A successful SCO action would send a signal to the rest of the industry that if you can’t succeed in the marketplace, you can more than make up for it in the courtroom. The whole example SCO is setting could sour other efforts to establish common standards and integration methods. By sicking lawyers on community-developed software, SCO is opening up a Pandora’s Box that could put a chill on various community-developed efforts. Think Web services, for one. Through .NET, Microsoft is pinning a great deal of it’s own future on standards-based computing and messaging, much of which involves sharing code and applications between a range of platforms. Could someone try to lay claim to XML schemas the next time around?
Then there’s the whole sticky area of patents – borne in a process considered archaic and out of touch with current IT realities. In January, a judge upheld a decision in favor of Eolas Technologies and the University of California that Microsoft's Internet Explorer had infringed on a process the smaller company patented in 1998. Eolas claims its patent covers code that embeds and calls up separate applications within the browser. To date, Microsoft is still on the hook for $521 million in damages.
Jay Walker of Priceline.com fame put the screws to Microsoft a few years back when he sued Expedia for employing a system akin to his “patented” reverse-auction system. Amazon claims a patent to “one-click” online shopping. More recently, Microsoft itself applied for patents to cover its implementation of XML. IBM could conceivably come back at SCO with claims to patented technology as it relates to the way Linux and various Web services technologies are deployed on servers. Litigation and counter-litigation could spiral out of control, and destroy the openness and integration achieved through community efforts such as Web services and open source systems in recent years.

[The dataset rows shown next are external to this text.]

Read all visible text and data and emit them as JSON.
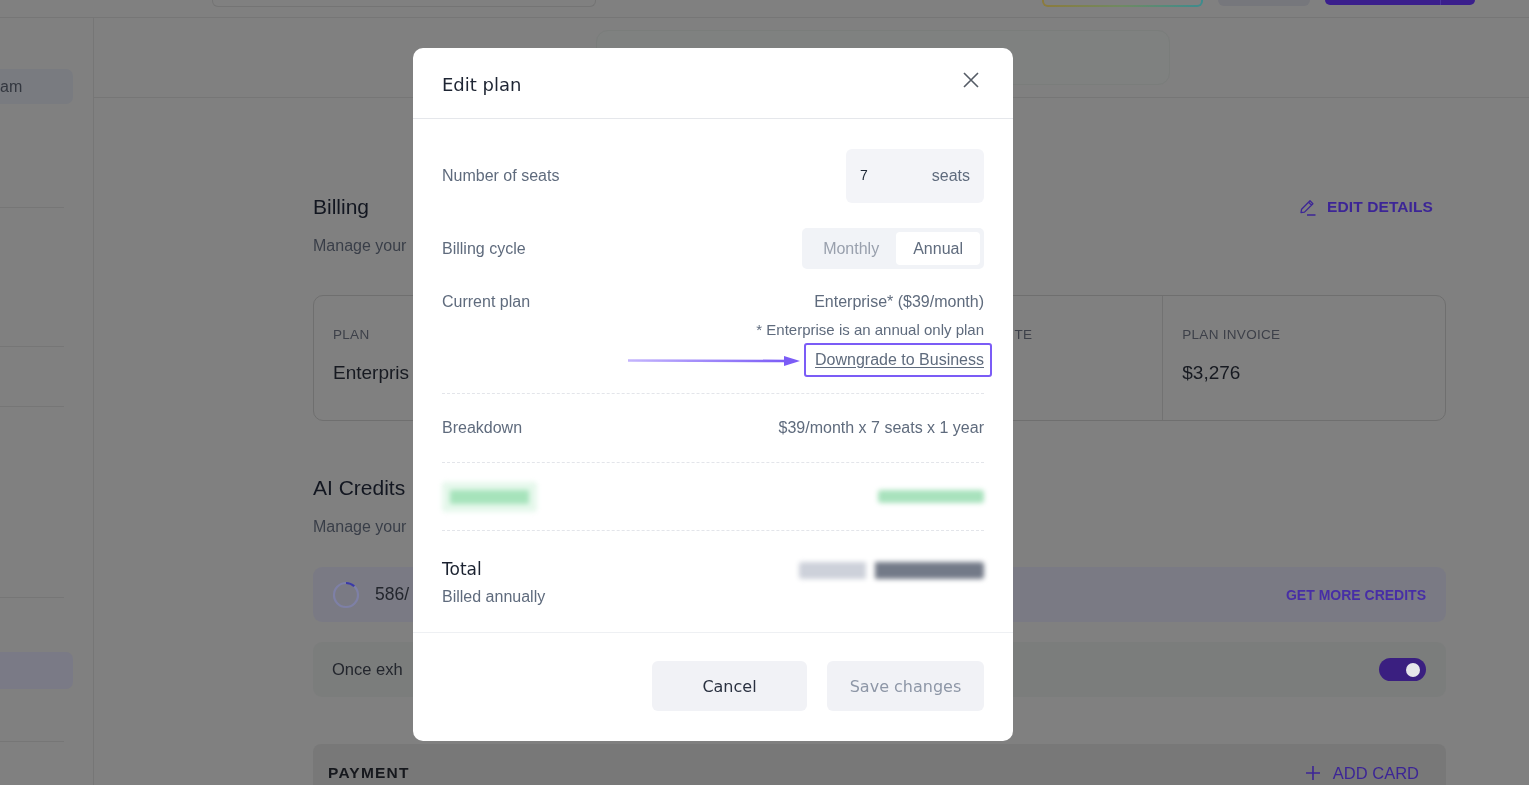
{
  "sidebar": {
    "team": "am"
  },
  "page": {
    "billing": {
      "title": "Billing",
      "subtitle": "Manage your",
      "edit_button": "EDIT DETAILS",
      "plan_card": [
        {
          "label": "PLAN",
          "value": "Enterpris"
        },
        {
          "label": "TE"
        },
        {
          "label": "PLAN INVOICE",
          "value": "$3,276"
        }
      ]
    },
    "ai_credits": {
      "title": "AI Credits",
      "subtitle": "Manage your",
      "usage": {
        "text": "586/",
        "level": 0.12
      },
      "action": "GET MORE CREDITS",
      "auto_recharge": {
        "label": "Once exh",
        "on": true
      }
    },
    "payment": {
      "title": "PAYMENT",
      "action": "ADD CARD"
    }
  },
  "modal": {
    "title": "Edit plan",
    "seats": {
      "label": "Number of seats",
      "value": "7",
      "unit": "seats"
    },
    "billing_cycle": {
      "label": "Billing cycle",
      "options": [
        {
          "label": "Monthly",
          "selected": false
        },
        {
          "label": "Annual",
          "selected": true
        }
      ]
    },
    "current_plan": {
      "label": "Current plan",
      "value": "Enterprise* ($39/month)",
      "note": "* Enterprise is an annual only plan",
      "link": {
        "label": "Downgrade to Business",
        "highlighted": true
      }
    },
    "breakdown": {
      "label": "Breakdown",
      "value": "$39/month x 7 seats x 1 year"
    },
    "total": {
      "label": "Total",
      "note": "Billed annually"
    },
    "buttons": [
      {
        "label": "Cancel",
        "disabled": false
      },
      {
        "label": "Save changes",
        "disabled": true
      }
    ]
  }
}
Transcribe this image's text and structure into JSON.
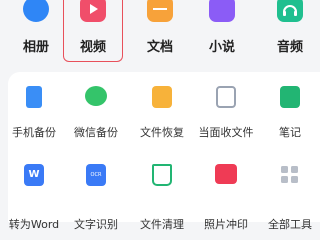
{
  "categories": [
    {
      "label": "相册",
      "icon": "album-icon",
      "color": "#2f86f6"
    },
    {
      "label": "视频",
      "icon": "video-icon",
      "color": "#f04e6a",
      "selected": true
    },
    {
      "label": "文档",
      "icon": "document-icon",
      "color": "#f7a23a"
    },
    {
      "label": "小说",
      "icon": "novel-icon",
      "color": "#8b5cf6"
    },
    {
      "label": "音频",
      "icon": "audio-icon",
      "color": "#1fbf8f"
    }
  ],
  "tools_row1": [
    {
      "label": "手机备份",
      "icon": "phone-backup-icon",
      "color": "#3a8ef6"
    },
    {
      "label": "微信备份",
      "icon": "wechat-backup-icon",
      "color": "#34c46a"
    },
    {
      "label": "文件恢复",
      "icon": "file-restore-icon",
      "color": "#f7b23a"
    },
    {
      "label": "当面收文件",
      "icon": "receive-file-icon",
      "color": "#9aa3b2"
    },
    {
      "label": "笔记",
      "icon": "notes-icon",
      "color": "#22b573"
    }
  ],
  "tools_row2": [
    {
      "label": "转为Word",
      "icon": "to-word-icon",
      "color": "#3a7af6",
      "glyph": "W"
    },
    {
      "label": "文字识别",
      "icon": "ocr-icon",
      "color": "#3a7af6",
      "glyph": "OCR"
    },
    {
      "label": "文件清理",
      "icon": "file-clean-icon",
      "color": "#22b573"
    },
    {
      "label": "照片冲印",
      "icon": "photo-print-icon",
      "color": "#ef3b55"
    },
    {
      "label": "全部工具",
      "icon": "all-tools-icon",
      "color": "#b8bec8"
    }
  ]
}
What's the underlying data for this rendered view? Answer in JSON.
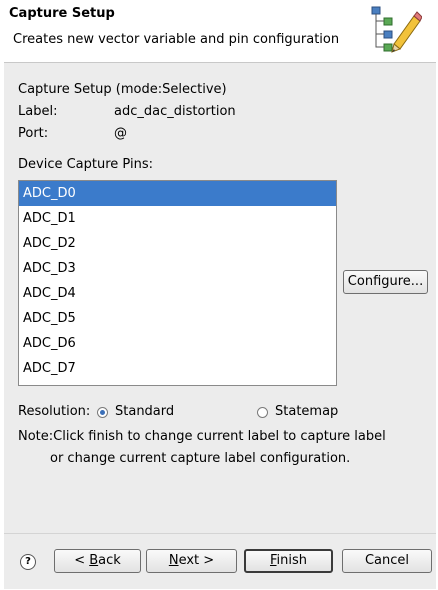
{
  "header": {
    "title": "Capture Setup",
    "description": "Creates new vector variable and pin configuration"
  },
  "info": {
    "heading": "Capture Setup (mode:Selective)",
    "label_key": "Label:",
    "label_value": "adc_dac_distortion",
    "port_key": "Port:",
    "port_value": "@"
  },
  "pins": {
    "heading": "Device Capture Pins:",
    "items": [
      "ADC_D0",
      "ADC_D1",
      "ADC_D2",
      "ADC_D3",
      "ADC_D4",
      "ADC_D5",
      "ADC_D6",
      "ADC_D7"
    ],
    "selected_index": 0,
    "configure_label": "Configure..."
  },
  "resolution": {
    "label": "Resolution:",
    "options": [
      "Standard",
      "Statemap"
    ],
    "selected": "Standard"
  },
  "note": {
    "line1": "Note:Click finish to change current label to capture label",
    "line2": "or change current capture label configuration."
  },
  "footer": {
    "help_symbol": "?",
    "back_prefix": "< ",
    "back_mnemonic": "B",
    "back_rest": "ack",
    "next_mnemonic": "N",
    "next_rest": "ext >",
    "finish_mnemonic": "F",
    "finish_rest": "inish",
    "cancel_label": "Cancel"
  },
  "colors": {
    "selection": "#3b7bcb",
    "window_bg": "#ececec",
    "radio_dot": "#3b6fb8"
  }
}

There’s no question that intellectual property protection is crucial to an industry that is built on information. If SCO loses this litigation, the industry will have drawn the line against intellectual property claims by those that feel left behind by the IT revolution. There are plenty of companies out there that feel that Microsoft has passed them by. Think back to the Sun/Netscape suit that instigated the U.S. Department of Justice and EU anti-monopoly suits against Microsoft. Microsoft seems to have prevailed in that fight, and quashed potential government regulation of software content.
If SCO prevails in this fight, Microsoft has just as much to lose as the rest of the industry. The only ones who will win are the lawyers.
About the Author
Joe McKendrick is an independent consultant and author specializing in surveys, technology research and white papers. He's a contributing writer for ENTmag.com.